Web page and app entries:
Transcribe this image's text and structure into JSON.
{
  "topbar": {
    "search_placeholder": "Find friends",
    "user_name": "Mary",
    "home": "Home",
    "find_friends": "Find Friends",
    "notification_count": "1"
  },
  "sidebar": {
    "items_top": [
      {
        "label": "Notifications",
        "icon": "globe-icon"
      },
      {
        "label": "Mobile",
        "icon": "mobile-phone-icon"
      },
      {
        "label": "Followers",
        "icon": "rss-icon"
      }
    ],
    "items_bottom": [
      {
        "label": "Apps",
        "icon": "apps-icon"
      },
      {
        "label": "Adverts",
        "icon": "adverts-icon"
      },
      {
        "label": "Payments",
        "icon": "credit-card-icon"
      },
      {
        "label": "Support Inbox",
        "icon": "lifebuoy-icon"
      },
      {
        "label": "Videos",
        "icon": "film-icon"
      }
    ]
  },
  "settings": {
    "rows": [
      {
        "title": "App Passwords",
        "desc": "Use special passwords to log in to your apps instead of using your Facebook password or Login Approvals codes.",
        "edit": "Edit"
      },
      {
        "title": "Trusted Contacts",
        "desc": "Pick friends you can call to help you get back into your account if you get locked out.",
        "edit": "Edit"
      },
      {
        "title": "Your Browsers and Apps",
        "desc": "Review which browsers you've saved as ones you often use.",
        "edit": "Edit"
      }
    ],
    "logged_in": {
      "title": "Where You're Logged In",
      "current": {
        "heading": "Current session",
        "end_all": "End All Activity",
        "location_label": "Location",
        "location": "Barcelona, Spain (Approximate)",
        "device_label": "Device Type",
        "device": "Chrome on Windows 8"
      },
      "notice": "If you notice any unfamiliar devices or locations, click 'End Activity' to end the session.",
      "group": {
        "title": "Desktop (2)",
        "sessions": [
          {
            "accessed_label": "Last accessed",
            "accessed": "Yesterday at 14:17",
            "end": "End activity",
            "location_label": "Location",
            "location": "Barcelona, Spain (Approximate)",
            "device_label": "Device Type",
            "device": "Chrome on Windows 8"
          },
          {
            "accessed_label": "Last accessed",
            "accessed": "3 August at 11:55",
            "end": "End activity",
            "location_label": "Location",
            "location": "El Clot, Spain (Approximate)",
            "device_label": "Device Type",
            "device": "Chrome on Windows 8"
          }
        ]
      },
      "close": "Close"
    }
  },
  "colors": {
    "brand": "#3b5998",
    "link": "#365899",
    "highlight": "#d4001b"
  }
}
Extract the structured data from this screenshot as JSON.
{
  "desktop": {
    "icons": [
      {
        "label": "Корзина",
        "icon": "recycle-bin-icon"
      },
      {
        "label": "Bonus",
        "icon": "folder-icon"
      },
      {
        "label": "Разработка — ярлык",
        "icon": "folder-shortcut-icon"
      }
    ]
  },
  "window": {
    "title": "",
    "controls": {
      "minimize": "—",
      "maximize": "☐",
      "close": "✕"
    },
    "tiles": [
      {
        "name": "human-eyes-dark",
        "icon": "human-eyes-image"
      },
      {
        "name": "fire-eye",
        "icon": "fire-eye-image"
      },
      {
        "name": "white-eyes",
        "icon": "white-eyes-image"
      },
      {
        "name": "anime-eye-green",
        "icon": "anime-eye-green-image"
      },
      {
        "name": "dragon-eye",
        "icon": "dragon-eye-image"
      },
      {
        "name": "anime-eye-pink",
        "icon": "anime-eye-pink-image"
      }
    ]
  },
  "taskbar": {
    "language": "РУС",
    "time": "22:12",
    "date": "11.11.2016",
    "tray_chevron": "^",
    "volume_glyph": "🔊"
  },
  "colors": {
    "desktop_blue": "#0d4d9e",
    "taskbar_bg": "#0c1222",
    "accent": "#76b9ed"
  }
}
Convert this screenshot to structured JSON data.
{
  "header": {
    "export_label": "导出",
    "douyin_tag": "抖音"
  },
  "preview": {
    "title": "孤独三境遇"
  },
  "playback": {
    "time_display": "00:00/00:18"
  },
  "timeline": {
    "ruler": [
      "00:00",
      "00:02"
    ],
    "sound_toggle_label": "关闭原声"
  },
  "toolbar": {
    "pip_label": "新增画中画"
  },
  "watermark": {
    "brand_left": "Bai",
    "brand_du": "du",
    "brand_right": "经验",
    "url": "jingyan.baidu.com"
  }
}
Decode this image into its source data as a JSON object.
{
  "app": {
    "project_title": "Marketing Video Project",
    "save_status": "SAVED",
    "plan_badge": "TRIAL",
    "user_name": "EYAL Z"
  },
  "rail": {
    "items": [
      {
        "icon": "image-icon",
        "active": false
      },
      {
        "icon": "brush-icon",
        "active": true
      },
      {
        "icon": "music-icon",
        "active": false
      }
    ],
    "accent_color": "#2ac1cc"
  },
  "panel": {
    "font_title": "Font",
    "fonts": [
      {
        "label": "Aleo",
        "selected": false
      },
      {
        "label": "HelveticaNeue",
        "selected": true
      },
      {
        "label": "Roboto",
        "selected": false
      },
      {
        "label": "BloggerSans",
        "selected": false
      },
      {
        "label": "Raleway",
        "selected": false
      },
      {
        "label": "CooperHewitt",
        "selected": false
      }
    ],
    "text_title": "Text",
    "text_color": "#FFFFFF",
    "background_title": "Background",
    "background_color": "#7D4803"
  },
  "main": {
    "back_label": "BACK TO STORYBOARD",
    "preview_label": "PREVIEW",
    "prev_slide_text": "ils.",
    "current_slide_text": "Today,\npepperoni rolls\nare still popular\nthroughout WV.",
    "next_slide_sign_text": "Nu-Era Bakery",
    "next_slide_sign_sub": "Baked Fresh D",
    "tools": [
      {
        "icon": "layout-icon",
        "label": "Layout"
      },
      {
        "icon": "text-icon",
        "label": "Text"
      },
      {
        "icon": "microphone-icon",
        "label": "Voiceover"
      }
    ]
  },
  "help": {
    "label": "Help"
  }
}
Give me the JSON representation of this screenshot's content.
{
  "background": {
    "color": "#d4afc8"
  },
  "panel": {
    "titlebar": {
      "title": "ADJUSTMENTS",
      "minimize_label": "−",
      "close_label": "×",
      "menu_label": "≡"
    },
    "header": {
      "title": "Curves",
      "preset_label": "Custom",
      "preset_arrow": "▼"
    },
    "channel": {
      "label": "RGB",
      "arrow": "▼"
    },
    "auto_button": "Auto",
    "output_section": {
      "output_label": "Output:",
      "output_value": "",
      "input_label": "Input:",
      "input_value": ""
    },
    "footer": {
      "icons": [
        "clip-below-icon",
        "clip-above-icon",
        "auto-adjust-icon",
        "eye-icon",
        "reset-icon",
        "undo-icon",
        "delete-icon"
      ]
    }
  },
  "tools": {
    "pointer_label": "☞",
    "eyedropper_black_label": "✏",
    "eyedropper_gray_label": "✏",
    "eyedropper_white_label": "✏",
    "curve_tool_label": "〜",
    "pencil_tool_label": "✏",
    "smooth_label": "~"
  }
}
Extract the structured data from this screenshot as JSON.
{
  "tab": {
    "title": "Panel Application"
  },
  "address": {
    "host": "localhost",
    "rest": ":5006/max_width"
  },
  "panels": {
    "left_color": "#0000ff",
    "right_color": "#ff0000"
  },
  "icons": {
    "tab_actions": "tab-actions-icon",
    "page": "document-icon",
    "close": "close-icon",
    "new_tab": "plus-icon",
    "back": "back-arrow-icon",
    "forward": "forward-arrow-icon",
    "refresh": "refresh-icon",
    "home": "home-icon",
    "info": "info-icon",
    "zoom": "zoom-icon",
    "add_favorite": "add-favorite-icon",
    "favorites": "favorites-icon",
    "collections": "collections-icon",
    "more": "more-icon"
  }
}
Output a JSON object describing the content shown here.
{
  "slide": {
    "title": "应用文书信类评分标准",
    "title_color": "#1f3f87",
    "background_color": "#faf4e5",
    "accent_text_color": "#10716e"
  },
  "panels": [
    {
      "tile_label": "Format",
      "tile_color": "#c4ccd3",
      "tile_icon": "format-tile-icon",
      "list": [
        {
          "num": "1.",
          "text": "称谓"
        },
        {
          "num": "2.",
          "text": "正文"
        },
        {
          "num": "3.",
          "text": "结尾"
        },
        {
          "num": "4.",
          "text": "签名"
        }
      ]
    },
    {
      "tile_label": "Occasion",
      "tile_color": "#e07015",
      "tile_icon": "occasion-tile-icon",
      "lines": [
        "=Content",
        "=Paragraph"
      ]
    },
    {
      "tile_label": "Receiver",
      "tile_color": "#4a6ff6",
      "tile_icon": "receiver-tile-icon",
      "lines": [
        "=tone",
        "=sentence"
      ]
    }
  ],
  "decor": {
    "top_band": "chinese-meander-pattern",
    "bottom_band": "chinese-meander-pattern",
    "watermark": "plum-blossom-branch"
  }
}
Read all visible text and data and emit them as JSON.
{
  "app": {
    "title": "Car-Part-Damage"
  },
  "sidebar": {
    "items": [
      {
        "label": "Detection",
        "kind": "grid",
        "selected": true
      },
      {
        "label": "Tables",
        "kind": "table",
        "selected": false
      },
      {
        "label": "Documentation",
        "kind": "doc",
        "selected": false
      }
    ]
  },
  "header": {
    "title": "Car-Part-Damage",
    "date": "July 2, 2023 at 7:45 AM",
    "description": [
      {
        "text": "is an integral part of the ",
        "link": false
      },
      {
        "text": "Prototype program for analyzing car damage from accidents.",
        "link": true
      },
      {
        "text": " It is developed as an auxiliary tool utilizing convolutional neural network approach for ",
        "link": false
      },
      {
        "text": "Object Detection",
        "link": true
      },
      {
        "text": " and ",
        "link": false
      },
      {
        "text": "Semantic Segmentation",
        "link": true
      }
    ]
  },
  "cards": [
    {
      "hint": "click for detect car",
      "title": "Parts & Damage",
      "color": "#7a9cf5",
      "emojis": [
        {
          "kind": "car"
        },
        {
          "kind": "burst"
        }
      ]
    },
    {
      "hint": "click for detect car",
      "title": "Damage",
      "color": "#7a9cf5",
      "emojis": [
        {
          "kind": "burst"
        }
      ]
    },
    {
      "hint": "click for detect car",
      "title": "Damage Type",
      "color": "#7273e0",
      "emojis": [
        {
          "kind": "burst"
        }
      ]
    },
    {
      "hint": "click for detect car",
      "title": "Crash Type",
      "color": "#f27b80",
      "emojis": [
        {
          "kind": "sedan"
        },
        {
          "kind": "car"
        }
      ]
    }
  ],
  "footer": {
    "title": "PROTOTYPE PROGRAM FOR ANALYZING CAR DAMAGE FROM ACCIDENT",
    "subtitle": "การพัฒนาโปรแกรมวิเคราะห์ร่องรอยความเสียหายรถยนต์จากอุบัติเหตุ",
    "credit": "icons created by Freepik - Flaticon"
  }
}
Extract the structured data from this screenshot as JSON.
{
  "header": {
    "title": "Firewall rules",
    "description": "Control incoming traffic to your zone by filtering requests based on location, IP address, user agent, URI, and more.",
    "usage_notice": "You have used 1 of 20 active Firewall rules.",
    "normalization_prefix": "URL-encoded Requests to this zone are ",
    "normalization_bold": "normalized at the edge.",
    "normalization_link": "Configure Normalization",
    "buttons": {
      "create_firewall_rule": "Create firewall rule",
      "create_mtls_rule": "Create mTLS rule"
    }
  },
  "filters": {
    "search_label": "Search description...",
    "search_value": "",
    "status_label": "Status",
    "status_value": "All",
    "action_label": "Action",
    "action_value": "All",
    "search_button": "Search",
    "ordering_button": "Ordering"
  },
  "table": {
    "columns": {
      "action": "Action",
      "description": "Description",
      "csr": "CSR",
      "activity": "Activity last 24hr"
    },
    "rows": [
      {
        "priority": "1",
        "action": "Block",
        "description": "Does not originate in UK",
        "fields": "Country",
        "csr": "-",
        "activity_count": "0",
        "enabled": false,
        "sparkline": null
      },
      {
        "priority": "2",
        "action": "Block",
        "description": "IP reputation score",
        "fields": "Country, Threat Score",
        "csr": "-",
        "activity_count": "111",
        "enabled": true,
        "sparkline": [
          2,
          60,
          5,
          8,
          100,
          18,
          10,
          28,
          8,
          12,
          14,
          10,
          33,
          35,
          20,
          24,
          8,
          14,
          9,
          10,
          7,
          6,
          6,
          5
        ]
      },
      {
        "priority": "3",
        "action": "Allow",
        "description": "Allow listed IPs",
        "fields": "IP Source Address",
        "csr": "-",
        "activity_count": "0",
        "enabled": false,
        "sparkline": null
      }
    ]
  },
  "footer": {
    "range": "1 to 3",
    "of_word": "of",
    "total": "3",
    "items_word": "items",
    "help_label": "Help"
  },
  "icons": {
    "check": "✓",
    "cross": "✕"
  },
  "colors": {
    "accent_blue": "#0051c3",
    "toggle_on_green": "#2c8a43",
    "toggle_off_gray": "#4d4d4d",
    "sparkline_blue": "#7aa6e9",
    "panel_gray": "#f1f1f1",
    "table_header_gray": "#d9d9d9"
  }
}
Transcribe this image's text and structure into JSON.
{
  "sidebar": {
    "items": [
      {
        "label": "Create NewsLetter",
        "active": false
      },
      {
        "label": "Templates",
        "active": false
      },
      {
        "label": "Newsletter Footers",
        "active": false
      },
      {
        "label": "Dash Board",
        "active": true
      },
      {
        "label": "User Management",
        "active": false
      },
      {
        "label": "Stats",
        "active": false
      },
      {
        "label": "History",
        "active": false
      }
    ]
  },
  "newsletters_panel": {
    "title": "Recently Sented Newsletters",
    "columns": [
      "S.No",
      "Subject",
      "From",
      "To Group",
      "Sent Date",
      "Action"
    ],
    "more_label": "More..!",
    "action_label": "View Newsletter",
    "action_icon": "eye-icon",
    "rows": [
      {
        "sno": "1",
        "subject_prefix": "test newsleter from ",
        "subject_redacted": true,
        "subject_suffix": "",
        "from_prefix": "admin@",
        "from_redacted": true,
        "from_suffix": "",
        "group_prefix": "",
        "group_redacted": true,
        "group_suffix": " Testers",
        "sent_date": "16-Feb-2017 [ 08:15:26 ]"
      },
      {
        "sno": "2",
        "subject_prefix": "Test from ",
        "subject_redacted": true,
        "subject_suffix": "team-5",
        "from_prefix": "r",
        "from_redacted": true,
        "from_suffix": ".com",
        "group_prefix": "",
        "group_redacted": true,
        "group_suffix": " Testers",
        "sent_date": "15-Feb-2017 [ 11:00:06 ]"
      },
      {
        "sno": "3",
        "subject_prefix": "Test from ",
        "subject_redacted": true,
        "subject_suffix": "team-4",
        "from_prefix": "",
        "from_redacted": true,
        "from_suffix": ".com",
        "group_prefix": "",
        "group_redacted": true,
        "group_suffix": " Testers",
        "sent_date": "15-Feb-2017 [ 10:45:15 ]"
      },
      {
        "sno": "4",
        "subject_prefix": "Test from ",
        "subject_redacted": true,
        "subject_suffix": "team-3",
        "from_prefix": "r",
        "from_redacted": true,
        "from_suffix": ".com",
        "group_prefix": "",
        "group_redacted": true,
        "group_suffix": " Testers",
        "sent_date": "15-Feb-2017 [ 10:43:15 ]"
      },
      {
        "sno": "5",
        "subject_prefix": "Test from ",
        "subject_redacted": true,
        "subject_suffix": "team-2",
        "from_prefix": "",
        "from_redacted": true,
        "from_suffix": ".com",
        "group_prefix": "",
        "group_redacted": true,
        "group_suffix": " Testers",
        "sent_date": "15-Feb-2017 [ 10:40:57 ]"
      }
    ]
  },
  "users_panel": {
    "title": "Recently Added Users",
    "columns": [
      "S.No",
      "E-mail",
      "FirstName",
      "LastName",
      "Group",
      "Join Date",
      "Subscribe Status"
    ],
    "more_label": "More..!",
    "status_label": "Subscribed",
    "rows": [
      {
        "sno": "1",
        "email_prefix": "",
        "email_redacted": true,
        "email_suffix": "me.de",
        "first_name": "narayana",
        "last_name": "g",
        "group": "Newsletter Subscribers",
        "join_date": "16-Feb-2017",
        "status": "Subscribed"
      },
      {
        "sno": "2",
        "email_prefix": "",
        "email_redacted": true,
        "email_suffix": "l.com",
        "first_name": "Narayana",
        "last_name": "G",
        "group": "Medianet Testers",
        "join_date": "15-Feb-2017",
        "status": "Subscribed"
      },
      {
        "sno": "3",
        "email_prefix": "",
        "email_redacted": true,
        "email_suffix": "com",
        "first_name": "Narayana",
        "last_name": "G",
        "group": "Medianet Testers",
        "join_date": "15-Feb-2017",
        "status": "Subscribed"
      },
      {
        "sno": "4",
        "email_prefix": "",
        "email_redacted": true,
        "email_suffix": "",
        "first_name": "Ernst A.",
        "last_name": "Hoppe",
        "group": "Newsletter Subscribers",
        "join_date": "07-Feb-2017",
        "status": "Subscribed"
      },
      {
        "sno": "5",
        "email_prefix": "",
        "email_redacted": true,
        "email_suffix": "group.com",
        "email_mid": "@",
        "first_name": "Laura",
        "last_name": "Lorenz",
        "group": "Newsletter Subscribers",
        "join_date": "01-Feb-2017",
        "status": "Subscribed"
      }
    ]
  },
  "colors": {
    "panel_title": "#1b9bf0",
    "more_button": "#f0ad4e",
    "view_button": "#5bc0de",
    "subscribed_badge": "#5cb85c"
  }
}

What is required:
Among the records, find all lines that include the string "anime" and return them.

Exercise output:
        "name": "anime-eye-green",
        "icon": "anime-eye-green-image"
        "name": "anime-eye-pink",
        "icon": "anime-eye-pink-image"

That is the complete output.